Email Relays and Mailbox Mining
It’s astounding how much information can be found in one’s mailbox, this can range from sensitive company data all the way to plain text passwords. Emails nowadays are used for everything and as such presents itself as a good target for attackers to leverage as a lateral movement technique. The first technique is taking advantage of an open SMTP relay within an organisation to spoof mails internally and circumvent external mail filters. This can generally be accomplished with Powershell, with the command ‘send-mailmessage‘ with the smtp address generally being smtp.companydomain.com. By using this command, you can send emails from one person to another, which could include malicious links or attachments. The second method is by using the system/drive file shares such as C$ you will be able to browse user files across the network (Assuming permissions have not been setup correctly), by accessing different user machines you can copy/view/mine user .ost files which contain mail messages. This can allow you to see and understand communications internally, whilst also looking for passwords and sensitive information. You can then use this information coupled with the send-mailmessage commands to send a more advanced/bespoke phishing email to a particular user.

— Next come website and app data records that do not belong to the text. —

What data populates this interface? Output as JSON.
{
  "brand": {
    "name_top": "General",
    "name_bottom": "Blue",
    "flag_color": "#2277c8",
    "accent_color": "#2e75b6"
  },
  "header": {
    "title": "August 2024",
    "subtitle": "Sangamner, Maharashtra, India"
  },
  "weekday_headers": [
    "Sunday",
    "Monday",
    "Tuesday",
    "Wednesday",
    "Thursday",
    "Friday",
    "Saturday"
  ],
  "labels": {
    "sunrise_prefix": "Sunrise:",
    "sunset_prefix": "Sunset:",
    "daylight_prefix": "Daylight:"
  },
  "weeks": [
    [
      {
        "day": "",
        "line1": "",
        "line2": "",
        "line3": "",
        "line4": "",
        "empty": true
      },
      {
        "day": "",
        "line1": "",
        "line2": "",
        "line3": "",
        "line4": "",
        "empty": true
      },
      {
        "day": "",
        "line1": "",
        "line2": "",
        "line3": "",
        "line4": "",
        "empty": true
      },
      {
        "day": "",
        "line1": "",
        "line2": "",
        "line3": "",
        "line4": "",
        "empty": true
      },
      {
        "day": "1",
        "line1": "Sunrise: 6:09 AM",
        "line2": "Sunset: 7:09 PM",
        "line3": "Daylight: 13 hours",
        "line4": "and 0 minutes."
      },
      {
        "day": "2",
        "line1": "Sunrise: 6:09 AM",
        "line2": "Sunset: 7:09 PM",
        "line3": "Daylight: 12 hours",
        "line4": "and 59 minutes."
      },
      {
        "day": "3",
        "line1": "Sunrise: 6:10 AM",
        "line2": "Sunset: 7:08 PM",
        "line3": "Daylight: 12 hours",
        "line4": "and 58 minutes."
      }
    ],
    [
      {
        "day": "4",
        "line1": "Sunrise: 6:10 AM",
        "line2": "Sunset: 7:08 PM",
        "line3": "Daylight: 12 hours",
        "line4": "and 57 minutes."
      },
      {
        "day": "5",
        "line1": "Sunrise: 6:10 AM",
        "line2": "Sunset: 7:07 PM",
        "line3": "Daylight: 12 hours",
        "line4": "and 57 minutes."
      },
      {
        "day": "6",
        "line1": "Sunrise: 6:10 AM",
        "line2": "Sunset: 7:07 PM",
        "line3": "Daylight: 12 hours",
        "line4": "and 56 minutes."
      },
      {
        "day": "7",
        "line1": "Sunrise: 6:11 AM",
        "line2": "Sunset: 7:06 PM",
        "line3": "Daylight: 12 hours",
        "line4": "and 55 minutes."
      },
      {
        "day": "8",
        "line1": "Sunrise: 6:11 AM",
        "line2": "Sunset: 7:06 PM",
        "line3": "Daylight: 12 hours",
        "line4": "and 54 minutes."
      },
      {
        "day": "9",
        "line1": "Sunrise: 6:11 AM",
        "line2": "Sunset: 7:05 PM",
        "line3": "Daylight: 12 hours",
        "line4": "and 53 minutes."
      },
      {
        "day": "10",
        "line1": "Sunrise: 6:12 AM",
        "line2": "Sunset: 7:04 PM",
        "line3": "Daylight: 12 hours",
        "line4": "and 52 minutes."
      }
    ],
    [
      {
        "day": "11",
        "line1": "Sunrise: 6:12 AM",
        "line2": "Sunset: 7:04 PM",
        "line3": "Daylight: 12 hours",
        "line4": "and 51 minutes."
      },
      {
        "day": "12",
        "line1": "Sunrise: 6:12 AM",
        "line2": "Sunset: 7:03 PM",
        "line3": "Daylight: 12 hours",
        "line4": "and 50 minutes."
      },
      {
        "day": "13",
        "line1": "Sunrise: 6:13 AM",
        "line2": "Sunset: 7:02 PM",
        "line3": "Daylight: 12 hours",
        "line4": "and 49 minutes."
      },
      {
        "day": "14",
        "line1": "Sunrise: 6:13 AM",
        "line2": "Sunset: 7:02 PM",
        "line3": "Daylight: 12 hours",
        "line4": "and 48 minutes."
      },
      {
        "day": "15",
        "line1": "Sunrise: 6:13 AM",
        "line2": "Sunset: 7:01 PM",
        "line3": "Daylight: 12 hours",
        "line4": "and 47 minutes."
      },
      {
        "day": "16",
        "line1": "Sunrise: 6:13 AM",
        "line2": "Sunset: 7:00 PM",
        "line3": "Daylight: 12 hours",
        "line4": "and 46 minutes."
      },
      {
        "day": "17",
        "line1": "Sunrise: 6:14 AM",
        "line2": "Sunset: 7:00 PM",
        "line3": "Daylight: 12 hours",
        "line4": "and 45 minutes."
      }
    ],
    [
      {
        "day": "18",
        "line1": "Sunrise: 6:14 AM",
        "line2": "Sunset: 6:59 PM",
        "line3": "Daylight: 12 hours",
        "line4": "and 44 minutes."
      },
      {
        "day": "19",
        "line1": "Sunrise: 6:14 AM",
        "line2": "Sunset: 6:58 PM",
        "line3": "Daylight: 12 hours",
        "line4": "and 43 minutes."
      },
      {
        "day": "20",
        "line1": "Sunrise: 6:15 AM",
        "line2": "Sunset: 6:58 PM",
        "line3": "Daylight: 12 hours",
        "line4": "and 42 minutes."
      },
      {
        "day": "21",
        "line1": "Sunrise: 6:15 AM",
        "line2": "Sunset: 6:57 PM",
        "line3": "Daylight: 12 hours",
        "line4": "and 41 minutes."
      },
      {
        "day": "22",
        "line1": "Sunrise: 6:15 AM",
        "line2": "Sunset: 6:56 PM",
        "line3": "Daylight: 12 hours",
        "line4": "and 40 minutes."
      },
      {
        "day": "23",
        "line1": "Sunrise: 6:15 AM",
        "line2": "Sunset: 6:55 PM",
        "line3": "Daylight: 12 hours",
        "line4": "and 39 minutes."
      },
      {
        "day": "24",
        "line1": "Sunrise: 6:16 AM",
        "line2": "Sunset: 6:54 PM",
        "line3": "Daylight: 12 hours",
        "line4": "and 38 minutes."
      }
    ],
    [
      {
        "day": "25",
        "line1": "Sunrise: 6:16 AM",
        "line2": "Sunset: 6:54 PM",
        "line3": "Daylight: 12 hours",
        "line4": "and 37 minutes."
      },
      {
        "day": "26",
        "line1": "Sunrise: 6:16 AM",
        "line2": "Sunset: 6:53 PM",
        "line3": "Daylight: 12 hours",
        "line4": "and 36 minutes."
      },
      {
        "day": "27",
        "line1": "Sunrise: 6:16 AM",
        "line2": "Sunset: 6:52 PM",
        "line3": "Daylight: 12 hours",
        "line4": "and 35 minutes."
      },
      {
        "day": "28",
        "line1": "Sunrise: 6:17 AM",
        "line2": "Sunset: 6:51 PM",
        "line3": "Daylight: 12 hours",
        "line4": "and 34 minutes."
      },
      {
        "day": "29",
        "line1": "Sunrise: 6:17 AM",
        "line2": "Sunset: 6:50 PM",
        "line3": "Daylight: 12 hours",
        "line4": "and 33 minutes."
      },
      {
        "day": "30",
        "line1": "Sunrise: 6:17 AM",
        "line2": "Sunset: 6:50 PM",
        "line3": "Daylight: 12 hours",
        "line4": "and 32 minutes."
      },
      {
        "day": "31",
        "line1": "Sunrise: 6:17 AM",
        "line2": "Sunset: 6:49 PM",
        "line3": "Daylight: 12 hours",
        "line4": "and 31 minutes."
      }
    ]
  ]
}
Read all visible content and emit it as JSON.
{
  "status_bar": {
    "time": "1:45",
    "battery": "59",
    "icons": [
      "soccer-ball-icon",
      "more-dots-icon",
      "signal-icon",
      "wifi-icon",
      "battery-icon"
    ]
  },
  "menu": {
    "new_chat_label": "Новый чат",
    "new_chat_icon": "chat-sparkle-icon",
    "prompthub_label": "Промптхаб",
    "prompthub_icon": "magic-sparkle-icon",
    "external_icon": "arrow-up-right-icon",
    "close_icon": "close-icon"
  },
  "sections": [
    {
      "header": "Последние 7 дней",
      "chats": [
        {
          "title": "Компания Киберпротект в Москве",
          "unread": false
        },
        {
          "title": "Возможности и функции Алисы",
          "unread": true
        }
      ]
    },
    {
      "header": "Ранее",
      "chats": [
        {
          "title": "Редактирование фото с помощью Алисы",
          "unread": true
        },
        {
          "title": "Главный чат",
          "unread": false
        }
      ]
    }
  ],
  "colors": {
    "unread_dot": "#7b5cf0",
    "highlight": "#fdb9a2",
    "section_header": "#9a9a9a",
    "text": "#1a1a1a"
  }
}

Application Delivery, Patch Management and Software Deployment
Almost all companies will be using or aiming to use centralised software distribution tools to manage the IT Estate, this could be software like Group Policy, System Center Configuration Manager, Ivanti or WorkspaceONE. These tools can execute code on remote machines and generally need escalated privileges to function, making them a prime target for hackers to distribute malware across a network. Software Distribution systems can be attacked in many different ways, however the simplest way is to find the file share that contains all of the installation files (.exe/.msi) and infect these, so when they are pushed down to the client machines they will infect the machines. However, if credentials have been harvested then attackers could gain access to the software distribution console and package their own files and push them down to ALL hosts on the network. Its worthwhile to protect the central consoles as much as possible as they can make infection and lateral movement very simple on a large scale.
Creating Malware and exploiting vulnerabilities is one thing, but once an attacker is in your network there are a variety of tools already at the attackers disposal that they can use to move around quickly and quietly. It’s important to understand the techniques and tools that are used in order to better identify suspicious activities. There are Next-Generation Anti-Virus products that can take a deeper look into processes and activities that are executed to determine suspicious behaviour and mitigate these types of risks, I made a recent article on this here. Knowing which tools attackers can use in your system will hopefully allow you to scale down and restrict some of these tools, without hindering productivity of course.
I hope you enjoyed this article, as I come across more lateral movement techniques I shall add to this list!